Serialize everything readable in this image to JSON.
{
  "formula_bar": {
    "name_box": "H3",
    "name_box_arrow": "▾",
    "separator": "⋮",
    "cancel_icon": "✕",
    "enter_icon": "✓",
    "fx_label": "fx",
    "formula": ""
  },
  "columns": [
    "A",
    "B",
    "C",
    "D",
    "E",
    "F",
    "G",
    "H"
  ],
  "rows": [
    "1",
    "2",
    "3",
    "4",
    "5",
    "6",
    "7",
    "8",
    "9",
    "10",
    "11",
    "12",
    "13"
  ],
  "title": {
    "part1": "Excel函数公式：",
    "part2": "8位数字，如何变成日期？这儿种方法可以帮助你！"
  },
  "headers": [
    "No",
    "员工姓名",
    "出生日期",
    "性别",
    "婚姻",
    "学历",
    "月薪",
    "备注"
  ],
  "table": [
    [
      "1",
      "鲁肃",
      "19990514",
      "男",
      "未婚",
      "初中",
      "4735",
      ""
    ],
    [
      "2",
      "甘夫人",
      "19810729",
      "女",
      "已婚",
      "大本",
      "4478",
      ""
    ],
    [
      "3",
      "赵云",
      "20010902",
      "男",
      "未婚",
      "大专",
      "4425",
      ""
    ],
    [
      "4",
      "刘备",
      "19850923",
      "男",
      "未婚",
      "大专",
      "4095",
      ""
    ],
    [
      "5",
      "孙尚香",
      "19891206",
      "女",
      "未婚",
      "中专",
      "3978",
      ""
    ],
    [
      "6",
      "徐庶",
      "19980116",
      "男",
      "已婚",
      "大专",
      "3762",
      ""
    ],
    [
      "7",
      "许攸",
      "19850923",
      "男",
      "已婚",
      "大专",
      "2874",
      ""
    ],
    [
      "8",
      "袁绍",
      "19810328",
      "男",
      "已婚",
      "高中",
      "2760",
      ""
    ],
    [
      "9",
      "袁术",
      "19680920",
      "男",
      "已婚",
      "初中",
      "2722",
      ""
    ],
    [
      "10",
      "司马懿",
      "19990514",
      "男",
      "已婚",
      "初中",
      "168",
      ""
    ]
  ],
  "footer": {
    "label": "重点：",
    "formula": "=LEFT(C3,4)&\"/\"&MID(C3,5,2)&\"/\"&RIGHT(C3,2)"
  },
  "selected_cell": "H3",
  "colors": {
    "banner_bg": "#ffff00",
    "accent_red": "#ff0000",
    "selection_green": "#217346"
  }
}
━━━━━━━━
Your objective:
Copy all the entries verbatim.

Exercise solution:
Serialize everything readable in this image to JSON.
{
  "formula_bar": {
    "name_box": "H3",
    "name_box_arrow": "▾",
    "separator": "⋮",
    "cancel_icon": "✕",
    "enter_icon": "✓",
    "fx_label": "fx",
    "formula": ""
  },
  "columns": [
    "A",
    "B",
    "C",
    "D",
    "E",
    "F",
    "G",
    "H"
  ],
  "rows": [
    "1",
    "2",
    "3",
    "4",
    "5",
    "6",
    "7",
    "8",
    "9",
    "10",
    "11",
    "12",
    "13"
  ],
  "title": {
    "part1": "Excel函数公式：",
    "part2": "8位数字，如何变成日期？这儿种方法可以帮助你！"
  },
  "headers": [
    "No",
    "员工姓名",
    "出生日期",
    "性别",
    "婚姻",
    "学历",
    "月薪",
    "备注"
  ],
  "table": [
    [
      "1",
      "鲁肃",
      "19990514",
      "男",
      "未婚",
      "初中",
      "4735",
      ""
    ],
    [
      "2",
      "甘夫人",
      "19810729",
      "女",
      "已婚",
      "大本",
      "4478",
      ""
    ],
    [
      "3",
      "赵云",
      "20010902",
      "男",
      "未婚",
      "大专",
      "4425",
      ""
    ],
    [
      "4",
      "刘备",
      "19850923",
      "男",
      "未婚",
      "大专",
      "4095",
      ""
    ],
    [
      "5",
      "孙尚香",
      "19891206",
      "女",
      "未婚",
      "中专",
      "3978",
      ""
    ],
    [
      "6",
      "徐庶",
      "19980116",
      "男",
      "已婚",
      "大专",
      "3762",
      ""
    ],
    [
      "7",
      "许攸",
      "19850923",
      "男",
      "已婚",
      "大专",
      "2874",
      ""
    ],
    [
      "8",
      "袁绍",
      "19810328",
      "男",
      "已婚",
      "高中",
      "2760",
      ""
    ],
    [
      "9",
      "袁术",
      "19680920",
      "男",
      "已婚",
      "初中",
      "2722",
      ""
    ],
    [
      "10",
      "司马懿",
      "19990514",
      "男",
      "已婚",
      "初中",
      "168",
      ""
    ]
  ],
  "footer": {
    "label": "重点：",
    "formula": "=LEFT(C3,4)&\"/\"&MID(C3,5,2)&\"/\"&RIGHT(C3,2)"
  },
  "selected_cell": "H3",
  "colors": {
    "banner_bg": "#ffff00",
    "accent_red": "#ff0000",
    "selection_green": "#217346"
  }
}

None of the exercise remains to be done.